I was glad to find online an excellent page on depression and suicide risk in domestic abuse victims by Kevin Caruso, titled: Domestic Violence and Suicide. There he states that one out of four women experiencing domestic abuse attempt suicide, a sobering statistic.

He also describes how this can happen:

“The horrible crime of domestic violence often results in a woman isolating herself and becoming clinically depressed. ” He also states on his website:  “Many women feel trapped and powerless, and do not receive treatment for their depression, and thus believe that suicide is the only way out.”

Caruso said this well. In my former volunteer work for eight years with a crisis support network, I counseled women who had been abused and sought safety in our shelters.  I could see how psychological abuse and controlling behavior had stripped many of these women of self-confidence.

They’d been told many times they were worthless, stupid, and couldn’t get along in life without the abuser. Even after leaving violent situations to protect their lives, some had much trouble at first believing they could survive on their own and found it difficult to overcome feelings of helplessness. But with encouragement they felt their self-confidence grow.

if you have been abused and beaten down physically and/or emotionally, there are people willing to help you get back on your feet and help you see that you can LIVE free from abuse. Don’t let an abuser persuade you that there is no hope for you!

For a listening ear and to find local services, including the nearest shelter, call the National Domestic Violence Hotline at 1-800-799-SAFE (1-800-799-7233)  TTY:  1-800-787-3224. You can also visit www.thehotline.org ,which includes the  page, Am I Being Abused?

Kevin Caruso, at thinkingaboutsuicide.org (Our site is dot com: thinkingaboutsuicide.com), ends his page about suicide risk for domestic abuse victims with these wise words:

Remember that there is never an excuse for domestic violence. Never.

You deserve a better life.

You are a great person.

Take care of yourself.

Also do remember that children who witness or experience abuse also can feel powerless and depressed and at risk for suicide. Also, children of parents who take their own lives often consider taking their own. If you have children, protect your own life, and protect theirs by getting help.

Instead of choosing death, choose new life, a life free from abuse. There are good people out there, people who won’t beat you down with fists or words. There is hope.

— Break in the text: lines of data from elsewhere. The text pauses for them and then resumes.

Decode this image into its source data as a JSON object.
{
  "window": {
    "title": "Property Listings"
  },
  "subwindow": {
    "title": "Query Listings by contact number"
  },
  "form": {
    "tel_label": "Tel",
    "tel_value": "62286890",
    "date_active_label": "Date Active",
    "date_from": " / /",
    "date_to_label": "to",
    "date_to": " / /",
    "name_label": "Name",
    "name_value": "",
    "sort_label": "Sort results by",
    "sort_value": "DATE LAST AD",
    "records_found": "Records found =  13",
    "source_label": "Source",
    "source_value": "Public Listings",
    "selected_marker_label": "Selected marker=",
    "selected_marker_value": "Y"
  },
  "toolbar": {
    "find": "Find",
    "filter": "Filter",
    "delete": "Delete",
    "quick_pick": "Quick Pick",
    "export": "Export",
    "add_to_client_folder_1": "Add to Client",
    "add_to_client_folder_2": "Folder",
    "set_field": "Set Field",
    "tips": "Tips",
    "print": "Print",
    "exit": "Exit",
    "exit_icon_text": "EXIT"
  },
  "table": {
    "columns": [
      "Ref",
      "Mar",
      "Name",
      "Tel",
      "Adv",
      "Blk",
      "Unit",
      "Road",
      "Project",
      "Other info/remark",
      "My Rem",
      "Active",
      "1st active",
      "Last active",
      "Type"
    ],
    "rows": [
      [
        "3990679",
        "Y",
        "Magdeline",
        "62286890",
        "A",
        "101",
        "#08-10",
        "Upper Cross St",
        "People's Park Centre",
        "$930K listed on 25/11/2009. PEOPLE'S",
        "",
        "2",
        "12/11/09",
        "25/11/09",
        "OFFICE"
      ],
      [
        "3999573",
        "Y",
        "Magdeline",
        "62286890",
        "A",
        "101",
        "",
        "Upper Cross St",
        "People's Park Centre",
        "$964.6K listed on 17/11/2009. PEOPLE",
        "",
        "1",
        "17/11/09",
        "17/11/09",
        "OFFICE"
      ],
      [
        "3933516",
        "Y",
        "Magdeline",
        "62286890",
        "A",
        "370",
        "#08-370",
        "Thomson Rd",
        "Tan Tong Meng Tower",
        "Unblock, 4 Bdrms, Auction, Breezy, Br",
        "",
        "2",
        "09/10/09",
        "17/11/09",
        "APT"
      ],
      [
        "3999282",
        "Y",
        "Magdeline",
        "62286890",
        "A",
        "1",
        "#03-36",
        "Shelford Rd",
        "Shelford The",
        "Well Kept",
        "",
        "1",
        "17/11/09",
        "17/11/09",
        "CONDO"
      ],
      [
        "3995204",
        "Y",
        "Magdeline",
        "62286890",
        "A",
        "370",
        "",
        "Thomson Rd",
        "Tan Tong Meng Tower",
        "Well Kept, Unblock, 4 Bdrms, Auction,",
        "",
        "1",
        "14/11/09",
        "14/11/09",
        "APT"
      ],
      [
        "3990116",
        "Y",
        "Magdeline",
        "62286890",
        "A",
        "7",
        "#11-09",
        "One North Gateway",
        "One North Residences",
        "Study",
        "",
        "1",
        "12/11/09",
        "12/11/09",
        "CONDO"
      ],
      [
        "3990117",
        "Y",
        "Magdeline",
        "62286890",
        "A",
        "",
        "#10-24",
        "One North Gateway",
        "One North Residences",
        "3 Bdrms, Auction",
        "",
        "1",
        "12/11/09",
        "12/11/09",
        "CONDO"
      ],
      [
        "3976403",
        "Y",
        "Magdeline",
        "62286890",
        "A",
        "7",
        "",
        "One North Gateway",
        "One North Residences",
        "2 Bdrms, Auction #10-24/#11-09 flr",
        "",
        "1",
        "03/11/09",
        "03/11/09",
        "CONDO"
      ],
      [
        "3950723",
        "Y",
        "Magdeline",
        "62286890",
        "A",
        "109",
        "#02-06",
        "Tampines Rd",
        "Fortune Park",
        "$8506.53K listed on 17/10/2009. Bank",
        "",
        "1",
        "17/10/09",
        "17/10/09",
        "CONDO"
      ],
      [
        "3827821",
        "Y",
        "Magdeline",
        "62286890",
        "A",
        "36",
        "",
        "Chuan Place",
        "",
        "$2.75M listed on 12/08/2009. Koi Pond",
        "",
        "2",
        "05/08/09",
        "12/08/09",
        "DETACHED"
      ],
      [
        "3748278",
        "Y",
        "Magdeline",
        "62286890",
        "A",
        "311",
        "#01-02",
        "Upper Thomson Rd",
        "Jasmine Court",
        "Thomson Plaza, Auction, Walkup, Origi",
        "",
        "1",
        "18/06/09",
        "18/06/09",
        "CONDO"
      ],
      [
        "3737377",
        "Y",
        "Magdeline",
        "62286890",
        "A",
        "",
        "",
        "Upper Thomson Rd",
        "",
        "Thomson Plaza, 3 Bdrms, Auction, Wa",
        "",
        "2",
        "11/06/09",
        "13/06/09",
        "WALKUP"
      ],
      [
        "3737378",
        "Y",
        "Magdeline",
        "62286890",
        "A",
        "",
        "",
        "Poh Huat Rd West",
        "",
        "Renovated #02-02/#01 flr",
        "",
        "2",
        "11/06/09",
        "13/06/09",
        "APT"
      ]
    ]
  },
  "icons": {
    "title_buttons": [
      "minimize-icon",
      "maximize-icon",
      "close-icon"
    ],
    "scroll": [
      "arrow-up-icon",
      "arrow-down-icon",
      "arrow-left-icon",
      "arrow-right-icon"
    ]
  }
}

See this excellent and critically important video by Karen McAndless-Davis, author of When Love Hurts, to help understand the domestic violence cycle of abuse, and how abuse escalates. It points out how crazy-making it can be to live with someone who, unpredictably, “one day is kind and affectionate, and the next day cruel and malicious”. This also addresses (around the 12-minute mark) the common question, “Why do women stay?”

Does Abuse Have a Pattern? The Cycle of Abuse: